The Concession Quandary
Concessions are back, but could quickly disappear.
In 2020, many property managers had to deal with something they hadn’t seen in a decade: Widespread concessions.
In September, Zillow reported that the percentage of rental listings featuring concessions hit 30.4% in July. By comparison, only 16.2% of listings had concessions in February—before widespread COVID stay-at-home orders went into effect.
While concessions aren’t an issue across the board in the apartment industry, they are a problem for certain assets. Widespread concessions came back in a way in 2020, but they don’t look quite the same as a decade ago, with companies experimenting with incentives that don’t include a discount in rent. The good news is that they may not stick around as long as they did then; many operators hope that once a vaccine arrives, concessions will quickly burn off.
A Problem in Certain Places
In urban areas, which many residents have fled as they seek more space during the pandemic, concessions have become a big concern, according to Steve Hallsey, Executive Vice President of Operations for Wood Residential Service.
“Concessions on the urban assets have increased dramatically, impacting renewals as well as new leases,” Hallsey says.
Some people see concessions sticking around in cities for a little while.
Woody Stone, Executive Managing Director of Operations, Cushman & Wakefield, Multifamily Asset Management, Americas, thinks concessions should remain elevated in core urban product for much of 2021. “The pandemic has placed added pressure on Class A assets,” he says. “As a result, new construction lease-ups have increased concessions, even in the suburban markets.”
FPI Management isn’t dealing with concessions in every market. Still, Vanessa Siebern, CPM, Senior Vice President at FPI Management, says they have increased when new supply is introduced into a market. “The stabilized sites will have to offer more to get prospects in the door to live in their communities in order to compete with the brand-new buildings that need heads on beds,” she says.

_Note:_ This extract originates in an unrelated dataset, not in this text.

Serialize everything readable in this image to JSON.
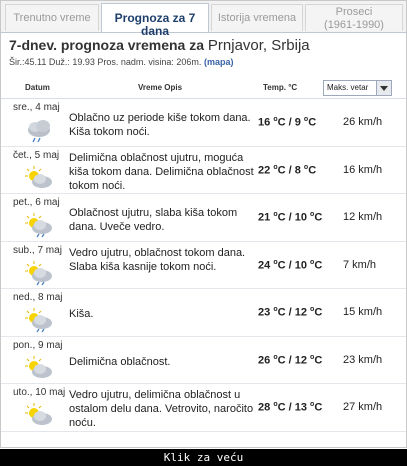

But competing with widespread concessions isn’t universal. As a result of the pandemic, Tim Hermeling, Executive Vice President of Marketing at Cortland, says his company saw a small increase in concessions in 2020.
Others are feeling even less of an impact from concessions. Greg Williams, Senior Regional Vice President of Fogelman Properties, which has a heavy presence in the Southeast, has not seen significant increases in apartment discounts in 2020 and does not expect that to change in 2021.
Like Siebern, Williams says the concessions he does see are in buildings that compete with new construction.
“Where we have seen and should continue to see the strongest need for concessions are in submarkets where we find ourselves competing with lease-ups as we have not seen a sustained reduction of new apartment deliveries,” Williams says.
New Types of Concessions?
When concessions are needed, some companies are handling them differently than they did a decade ago.
Bozzuto offers a resident rewards program that it has been able to leverage for resident incentives. With rewards like paying for moving expenses, custom paint and even furniture, apartment operators have many more tools in the shed than they did a decade ago.
“Gift cards have been a hot incentive in some of the markets,” says JoLynn Scotch, Managing Director of Operations at Bozzuto Management Company. “We’re trying to stay away from rent reduction versus a true incentive for quick movement.”
But Hallsey says the concessions process or incentives haven’t changed for him since the Global Financial Crisis. “During my years of experience, I found that perks not documented in the rent roll led to a lot of bad things,” he says. “Once again, that is only from my experience, and I am not saying others are wrong.”
An End in Sight?
While Stone sees elevated concessions in some urban markets, he admits that things could turn quickly. “Once a vaccine is widely deployed, it is possible that concessions can be quickly eliminated as each individual market allows,” Stone says. “Lowering rents, however, may take a couple of lease cycles.”
Hallsey is a little more optimistic about when things may improve. “I believe we have hit the bottom or are very close to the bottom, and concessions will decrease over the next two quarters,” Hallsey says.
Through the first quarter of 2021, Hermeling expects to see concessions continue in pockets of specific markets, like Houston and Austin.
“However, when looking at 2021 comprehensively, we do not expect to see an increase in concessions,” Hermeling says. “They may be needed at certain locations hardest hit by the pandemic to aid in recovery, but we do not anticipate the need for blanket concessions across markets.”
Les Shaver is a freelance writer.